Why do you exercise? Really. Why do you exercise?
I was a big avoider of exercises of all kinds when I was overweight. I considered walking the mall while on a shopping trip to be my exercise for the week and would stop in the Food Court to fill up on foods from coffee shops like this one and cookie stores.
I’d sit in the mall chairs and munch on a pastry, drink a coke, and complain how much my feet hurt. But inside my mind I would be thinking, “I’m doing good on my diet. I just walked for 15 minutes in a row.”
I tried to think of ways to sit most of the day and the thought of putting any physical effort into my life made me tired.
So I sat as much as possible and tried to avoid exerting myself.
It was a sad existence.
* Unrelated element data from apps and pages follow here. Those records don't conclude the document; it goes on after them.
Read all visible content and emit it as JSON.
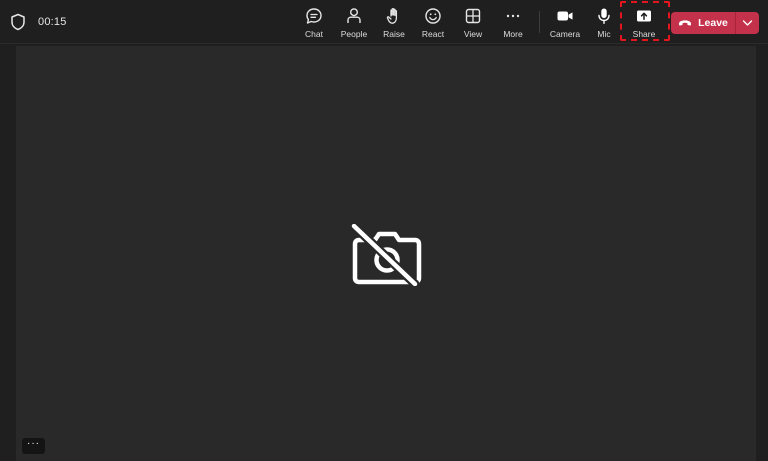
{
  "meeting": {
    "timer": "00:15"
  },
  "toolbar": {
    "chat_label": "Chat",
    "people_label": "People",
    "raise_label": "Raise",
    "react_label": "React",
    "view_label": "View",
    "more_label": "More",
    "camera_label": "Camera",
    "mic_label": "Mic",
    "share_label": "Share"
  },
  "leave": {
    "label": "Leave",
    "color": "#c4314b"
  },
  "stage": {
    "placeholder_icon": "camera-off-icon"
  },
  "overflow": {
    "label": "···"
  },
  "colors": {
    "background": "#1f1f1f",
    "stage": "#292929",
    "highlight": "#e3151f"
  }
}
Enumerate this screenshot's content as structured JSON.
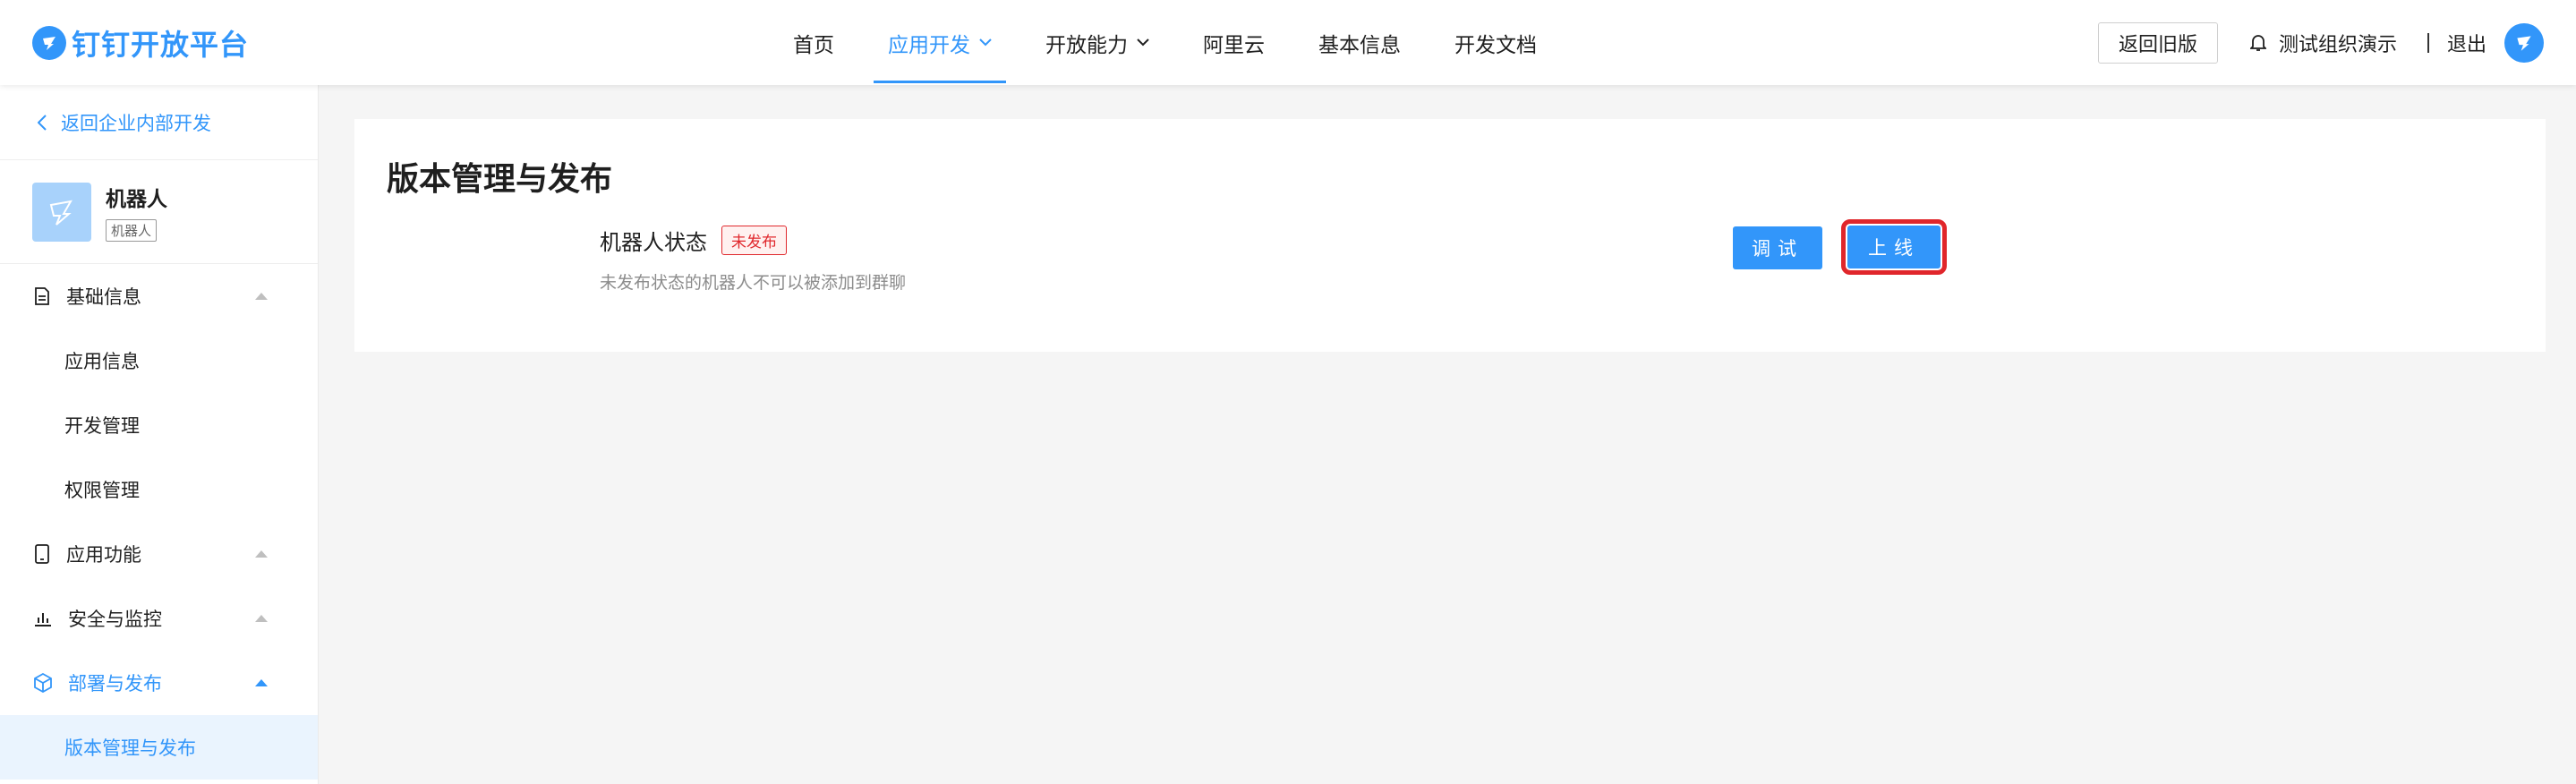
{
  "header": {
    "logo_text": "钉钉开放平台",
    "nav": [
      {
        "label": "首页",
        "active": false,
        "has_dropdown": false
      },
      {
        "label": "应用开发",
        "active": true,
        "has_dropdown": true
      },
      {
        "label": "开放能力",
        "active": false,
        "has_dropdown": true
      },
      {
        "label": "阿里云",
        "active": false,
        "has_dropdown": false
      },
      {
        "label": "基本信息",
        "active": false,
        "has_dropdown": false
      },
      {
        "label": "开发文档",
        "active": false,
        "has_dropdown": false
      }
    ],
    "old_version_label": "返回旧版",
    "org_name": "测试组织演示",
    "logout_label": "退出"
  },
  "sidebar": {
    "back_label": "返回企业内部开发",
    "app": {
      "name": "机器人",
      "tag": "机器人"
    },
    "groups": [
      {
        "label": "基础信息",
        "icon": "file-icon",
        "expanded": true,
        "active": false,
        "items": [
          {
            "label": "应用信息"
          },
          {
            "label": "开发管理"
          },
          {
            "label": "权限管理"
          }
        ]
      },
      {
        "label": "应用功能",
        "icon": "mobile-icon",
        "expanded": false,
        "active": false,
        "items": []
      },
      {
        "label": "安全与监控",
        "icon": "chart-icon",
        "expanded": false,
        "active": false,
        "items": []
      },
      {
        "label": "部署与发布",
        "icon": "cube-icon",
        "expanded": true,
        "active": true,
        "items": [
          {
            "label": "版本管理与发布",
            "active": true
          }
        ]
      }
    ]
  },
  "main": {
    "title": "版本管理与发布",
    "status_label": "机器人状态",
    "status_badge": "未发布",
    "status_desc": "未发布状态的机器人不可以被添加到群聊",
    "debug_label": "调试",
    "online_label": "上线"
  },
  "colors": {
    "accent": "#3296fa",
    "danger": "#e0292e",
    "highlight": "#e0262b"
  }
}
When I finally decided to lose weight that final time, one of the three things I committed to was regular exercise. And committed I was.
I exercised six or seven days a week for the entire 14 months it took me to lose a total of 158 pounds. The only days I missed were ones where I was sick or the kids were sick. I exercised on vacations, on work related trips – everywhere.
But did exercise really affect my weight loss? It’s an interesting concept and one that I think about a lot. I do think that exercise positively affected my weight loss efforts. Definitely. But I also think I could have lost weight without exercise because I had done that before.
Back when I was early married and had put on about 40 pounds, I went to Weight Watchers and lost 22 pounds. I did not exercise once and still lost the weight. Sadly, I put back on the 22 pounds and added another few pounds to go with it. I put back on the weight because I had not changed my relationship to food, had not dealt with the emotions and excuses surrounding my food choices, and did not change my lifestyle.
Exercise became an important part of my lifestyle change. I’ve continued to exercise six days a week for 15 years. Of course I miss a day here and a day there because of unforeseen circumstances, but for the most part, I am extremely consistent. (Even in rainy weather)
However, I do not rely on exercise to keep me at a healthy weight nor did I rely on exercise as the primary means for weight loss.
Exercise enhances your weight loss and weight maintenance efforts, but rarely causes either unless you pair exercise with a lowered calorie, healthy diet.
I see it all the time. Friends or acquaintances ask me why they are not losing weight. Although there certain reasons to pinpoint when answering this question, one reason I see for their lack of progress is that they are relying too heavily on exercise to lose weight. Sometimes they rationalize a bad diet because “I worked out.” Other times they eat more than they should because they exercised. Still other times they simply do not realize how many calories they are burning. In most cases, they overestimate.
I exercised in conjunction with a healthy diet and the people I know who have lost weight and kept it off did the same thing. They worked out consistently and ate a healthy, calorie appropriate diet. As a side note, I also know people who have lost weight without exercise because of physical limitations but I cannot think of a single person who ate whatever they wanted and lost weight simply because they exercised. (I’m sure there are people out there, but I’ve never personally met them.)
I exercised because it made me stronger, helped me burn calories, and improved my health. I did not exercise just to lose weight because I knew that the 200 to 250 calories I was burning each day by taking a walk were terrific, but not enough to help me drop a substantial amount of weight.
What do you think? Is exercise enough to really lose weight and keep it off or is it one component of a healthy lifestyle that includes being at a healthy weight? Diane